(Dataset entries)
● ● ● ●

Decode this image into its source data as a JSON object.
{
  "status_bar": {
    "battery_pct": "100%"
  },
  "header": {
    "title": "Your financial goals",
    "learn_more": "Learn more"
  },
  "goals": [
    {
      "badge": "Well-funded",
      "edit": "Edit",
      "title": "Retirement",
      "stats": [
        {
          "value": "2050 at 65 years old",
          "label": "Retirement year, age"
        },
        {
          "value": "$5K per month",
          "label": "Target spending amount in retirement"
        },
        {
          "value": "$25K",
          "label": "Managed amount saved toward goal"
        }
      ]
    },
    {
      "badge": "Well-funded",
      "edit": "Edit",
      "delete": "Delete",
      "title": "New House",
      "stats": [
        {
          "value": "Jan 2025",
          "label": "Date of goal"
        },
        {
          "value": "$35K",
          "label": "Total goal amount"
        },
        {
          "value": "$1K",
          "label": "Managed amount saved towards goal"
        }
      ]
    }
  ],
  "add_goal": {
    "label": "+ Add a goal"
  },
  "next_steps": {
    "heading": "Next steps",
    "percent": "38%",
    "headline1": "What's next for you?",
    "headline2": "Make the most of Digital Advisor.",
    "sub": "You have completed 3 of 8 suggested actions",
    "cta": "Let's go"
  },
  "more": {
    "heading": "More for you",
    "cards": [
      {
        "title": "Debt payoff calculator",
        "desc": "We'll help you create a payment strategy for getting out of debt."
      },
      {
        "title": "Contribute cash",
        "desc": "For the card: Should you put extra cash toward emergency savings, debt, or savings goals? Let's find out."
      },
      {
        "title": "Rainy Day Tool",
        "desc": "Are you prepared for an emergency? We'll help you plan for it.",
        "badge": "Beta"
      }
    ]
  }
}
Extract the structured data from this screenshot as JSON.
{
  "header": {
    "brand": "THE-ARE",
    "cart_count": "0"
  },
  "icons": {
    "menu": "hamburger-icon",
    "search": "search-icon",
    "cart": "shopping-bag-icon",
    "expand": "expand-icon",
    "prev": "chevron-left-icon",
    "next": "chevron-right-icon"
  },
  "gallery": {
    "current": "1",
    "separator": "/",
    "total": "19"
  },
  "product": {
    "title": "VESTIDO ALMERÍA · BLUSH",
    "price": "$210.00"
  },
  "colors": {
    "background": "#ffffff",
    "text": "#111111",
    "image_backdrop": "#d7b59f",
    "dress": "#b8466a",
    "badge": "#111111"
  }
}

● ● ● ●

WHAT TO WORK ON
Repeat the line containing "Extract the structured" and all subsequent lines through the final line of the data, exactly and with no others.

ANSWER TO THIS TASK
Extract the structured data from this screenshot as JSON.
{
  "header": {
    "brand": "THE-ARE",
    "cart_count": "0"
  },
  "icons": {
    "menu": "hamburger-icon",
    "search": "search-icon",
    "cart": "shopping-bag-icon",
    "expand": "expand-icon",
    "prev": "chevron-left-icon",
    "next": "chevron-right-icon"
  },
  "gallery": {
    "current": "1",
    "separator": "/",
    "total": "19"
  },
  "product": {
    "title": "VESTIDO ALMERÍA · BLUSH",
    "price": "$210.00"
  },
  "colors": {
    "background": "#ffffff",
    "text": "#111111",
    "image_backdrop": "#d7b59f",
    "dress": "#b8466a",
    "badge": "#111111"
  }
}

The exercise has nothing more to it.